Today’s paddle kicks off with some excitement: our first white-water challenge, a high weir with a big wave. We stand on the bank and watch the water.
“My will is in my inbox,” Sarel says.
It’s not too hectic, though, and we all bounce over unscathed.
The plan is to paddle another 30km downstream. After the weir, the river levels out again. Sloop-sloop. Lesotho is behind us now and the right bank of the river has become the Free State.
Mickey calls out excitedly. She has finally spotted her fish-eagle! With wings spread wide, it soars low over the crocs, a fish clutched in its talons.
“Now my trip is perfect,” she says.
One of the perks of paddling a new route is naming the landmarks you pass. We stop for lunch near a big boulder that juts from the mountainside.
“Welcome to the Hard Rock Café,” says Ant while he and his team chop stuff, spread butter on the bread and unpack the preserves.
Later in the afternoon we glide beneath the steel bridge over the Orange that we crossed en route from Zastron to the starting point a few days ago.
The current is strong and fast, and soon we drift into a narrow gorge where 20m-high cliffs tower over the river.
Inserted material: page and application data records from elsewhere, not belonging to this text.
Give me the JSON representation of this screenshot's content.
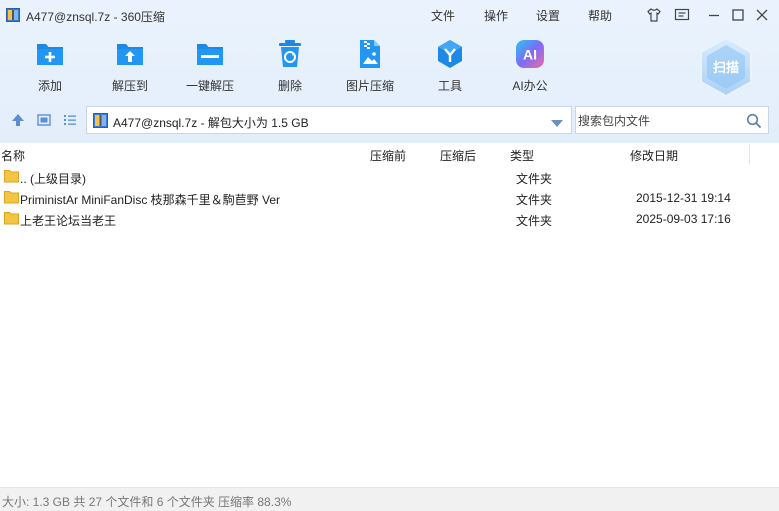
{
  "window": {
    "title": "A477@znsql.7z - 360压缩",
    "menu": [
      "文件",
      "操作",
      "设置",
      "帮助"
    ]
  },
  "toolbar": {
    "items": [
      {
        "label": "添加",
        "icon": "add-archive-icon"
      },
      {
        "label": "解压到",
        "icon": "extract-to-icon"
      },
      {
        "label": "一键解压",
        "icon": "one-click-extract-icon"
      },
      {
        "label": "删除",
        "icon": "delete-icon"
      },
      {
        "label": "图片压缩",
        "icon": "image-compress-icon"
      },
      {
        "label": "工具",
        "icon": "tools-icon"
      },
      {
        "label": "AI办公",
        "icon": "ai-office-icon"
      }
    ],
    "ai_icon_text": "AI",
    "scan_label": "扫描"
  },
  "address": {
    "path": "A477@znsql.7z - 解包大小为 1.5 GB"
  },
  "search": {
    "placeholder": "搜索包内文件"
  },
  "columns": {
    "name": "名称",
    "compressed_before": "压缩前",
    "compressed_after": "压缩后",
    "type": "类型",
    "modified": "修改日期"
  },
  "files": [
    {
      "name": ".. (上级目录)",
      "type": "文件夹",
      "modified": ""
    },
    {
      "name": "PriministAr MiniFanDisc 枝那森千里＆駒苣野 Ver",
      "type": "文件夹",
      "modified": "2015-12-31 19:14"
    },
    {
      "name": "上老王论坛当老王",
      "type": "文件夹",
      "modified": "2025-09-03 17:16"
    }
  ],
  "status": {
    "text": "大小: 1.3 GB 共 27 个文件和 6 个文件夹 压缩率 88.3%"
  },
  "colors": {
    "accent": "#1e88e5",
    "toolbar_bg": "#e6f0fc",
    "folder": "#f4c542"
  }
}
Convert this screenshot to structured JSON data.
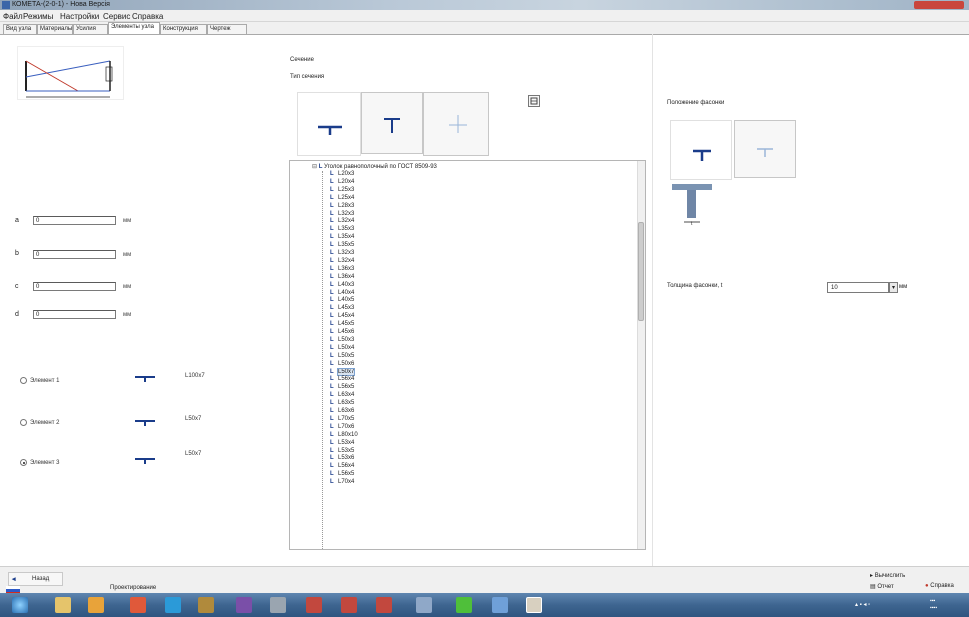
{
  "window": {
    "title": "КОМЕТА-(2-0-1) - Нова Версія"
  },
  "menu": [
    "Файл",
    "Режимы",
    "Настройки",
    "Сервис",
    "Справка"
  ],
  "tabs": [
    {
      "label": "Вид узла"
    },
    {
      "label": "Материалы"
    },
    {
      "label": "Усилия"
    },
    {
      "label": "Элементы узла",
      "active": true
    },
    {
      "label": "Конструкция"
    },
    {
      "label": "Чертеж"
    }
  ],
  "left": {
    "params": [
      {
        "label": "a",
        "value": "0",
        "unit": "мм"
      },
      {
        "label": "b",
        "value": "0",
        "unit": "мм"
      },
      {
        "label": "c",
        "value": "0",
        "unit": "мм"
      },
      {
        "label": "d",
        "value": "0",
        "unit": "мм"
      }
    ],
    "elements": [
      {
        "label": "Элемент 1",
        "profile": "L100x7",
        "checked": false
      },
      {
        "label": "Элемент 2",
        "profile": "L50x7",
        "checked": false
      },
      {
        "label": "Элемент 3",
        "profile": "L50x7",
        "checked": true
      }
    ]
  },
  "section": {
    "group_label": "Сечение",
    "type_label": "Тип сечения",
    "tree_root": "Уголок равнополочный по ГОСТ 8509-93",
    "tree_items": [
      "L20x3",
      "L20x4",
      "L25x3",
      "L25x4",
      "L28x3",
      "L32x3",
      "L32x4",
      "L35x3",
      "L35x4",
      "L35x5",
      "L32x3",
      "L32x4",
      "L36x3",
      "L36x4",
      "L40x3",
      "L40x4",
      "L40x5",
      "L45x3",
      "L45x4",
      "L45x5",
      "L45x6",
      "L50x3",
      "L50x4",
      "L50x5",
      "L50x6",
      "L50x7",
      "L56x4",
      "L56x5",
      "L63x4",
      "L63x5",
      "L63x6",
      "L70x5",
      "L70x6",
      "L80x10",
      "L53x4",
      "L53x5",
      "L53x6",
      "L56x4",
      "L56x5",
      "L70x4"
    ],
    "selected_item": "L50x7"
  },
  "right": {
    "placement_label": "Положение фасонки",
    "thickness_label": "Толщина фасонки, t",
    "thickness_value": "10",
    "thickness_unit": "мм"
  },
  "bottom": {
    "back_label": "Назад",
    "status_text": "Проектирование",
    "calc_label": "Вычислить",
    "report_label": "Отчет",
    "help_label": "Справка"
  },
  "colors": {
    "selection": "#d8e3f0",
    "taskbar": "#3e6590",
    "accent": "#1a3c8a"
  }
}
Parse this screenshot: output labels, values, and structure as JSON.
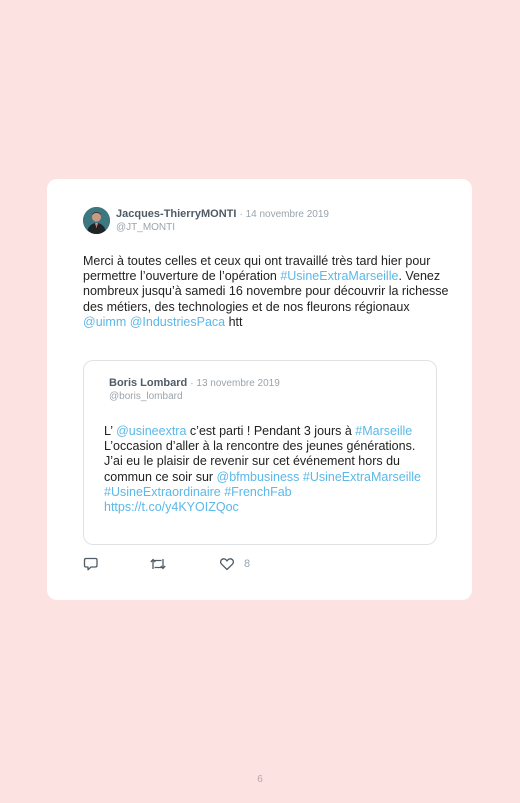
{
  "tweet": {
    "author_name": "Jacques-ThierryMONTI",
    "date": "· 14 novembre 2019",
    "handle": "@JT_MONTI",
    "text": [
      {
        "t": "Merci à toutes celles et ceux qui ont travaillé très tard hier pour permettre l’ouverture de l’opération ",
        "link": false
      },
      {
        "t": "#UsineExtraMarseille",
        "link": true
      },
      {
        "t": ". Venez nombreux jusqu’à samedi 16 novembre pour découvrir la richesse des métiers, des technologies et de nos fleurons régionaux ",
        "link": false
      },
      {
        "t": "@uimm",
        "link": true
      },
      {
        "t": " ",
        "link": false
      },
      {
        "t": "@IndustriesPaca",
        "link": true
      },
      {
        "t": " htt",
        "link": false
      }
    ],
    "like_count": "8"
  },
  "quoted": {
    "author_name": "Boris Lombard",
    "date": "· 13 novembre 2019",
    "handle": "@boris_lombard",
    "text": [
      {
        "t": "L’ ",
        "link": false
      },
      {
        "t": "@usineextra",
        "link": true
      },
      {
        "t": " c’est parti ! Pendant 3 jours à ",
        "link": false
      },
      {
        "t": "#Marseille",
        "link": true
      },
      {
        "t": " L’occasion d’aller à la rencontre des jeunes générations. J’ai eu le plaisir de revenir sur cet événement hors du commun ce soir sur ",
        "link": false
      },
      {
        "t": "@bfmbusiness",
        "link": true
      },
      {
        "t": " ",
        "link": false
      },
      {
        "t": "#UsineExtraMarseille",
        "link": true
      },
      {
        "t": " ",
        "link": false
      },
      {
        "t": "#UsineExtraordinaire",
        "link": true
      },
      {
        "t": " ",
        "link": false
      },
      {
        "t": "#FrenchFab",
        "link": true
      },
      {
        "t": " ",
        "link": false
      },
      {
        "t": "https://t.co/y4KYOIZQoc",
        "link": true
      }
    ]
  },
  "icons": {
    "reply": "reply-icon",
    "retweet": "retweet-icon",
    "like": "heart-icon"
  },
  "colors": {
    "background": "#fde2e2",
    "link": "#5bb8e8",
    "meta": "#9aa4ad"
  },
  "page_number": "6"
}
Andrew gets naming rights this time; he dubs it “Lava Gorge”. Good one.
Later, we gather around the fire as the smell of roast lamb rises to meet our noses.
It’s not nearly as cold as it was the previous nights. The river flows past peacefully; above us the stars flicker in the sky. Ant is keeping an eye on the lamb. He’s been a river guide for 10 years. “I wanted more than a gap year after school,” he says. “In my yearbook I wrote that I wanted ‘a gap life’.”
River guides tend to be hippies at heart, but to do your job properly you need to be disciplined and have an exceptional work ethic. If I have kids one day, I’ll send them to work on the Orange for a year after matric.Close
A short cut to calm
A BlackBerry? What’s that? Can you eat it? The swift current is making the last 30km to the farm Kromhoek as easy as can be.
We float along, paddles resting across the pontoons. “It’s like lying in a hammock,” Elsabé calls out.
The scenery on the river banks has changed. On the left, the Eastern Cape side, hundreds of aloes stand guard on the arid hills, whereas the Free State side is covered in dense riverine vegetation. Willows in shades of winter yellow quiver in the breeze.
We make short shrift of two rapids in the afternoon and paddle against the wind for a while before we drop anchor at Kromhoek farm. Neels and Marianna van Rooyen are waiting for us with a coffee pot on the coals and home-made rusks.
Mission accomplished. It was only four days, but if feels like I’ve been unplugged from real life for much longer. Our group of recce paddlers all want to do the route again, but preferably in summer this time.
Standing on the back of a bakkie on the way back to Zastron, I watch the Orange River fade to a thin stripe in the distance. In some ways, a river journey like this is also a personal journey. A short cut to calm.Close
Know before you go
Best time to do the trip:
January to April is the best time, but you can do the trip at any time of the year if you can get a group of 16 or more people together (except Easter weekend and New Year, when the Gravity staff are busy elsewhere).
The starting point:
Home base is the town of Zastron in the southern Free State, about 50km from the Lesotho border. We stayed over at the Mountain View Guesthouse in town. Camping is included in the cost of the trip, but if you want to sleep more comfortably book a room – it costs R350 for two people sharing.
Call 051 673 1040
What to pack:
Gravitywill send you a complete pack list. The basics are a tent, a sleeping bag, sunglasses, sunscreen, a hat, drinks and snacks.
R3500 per person. This includes camping at Zastron for two nights (before and after the trip), all equipment, meals, dry bags, plus transportation between Zastron and the river. Ask about family packages and group discounts – school groups of 20 people or more pay R2200 per person.
go! covered all of Erns and Ruvan’s costs.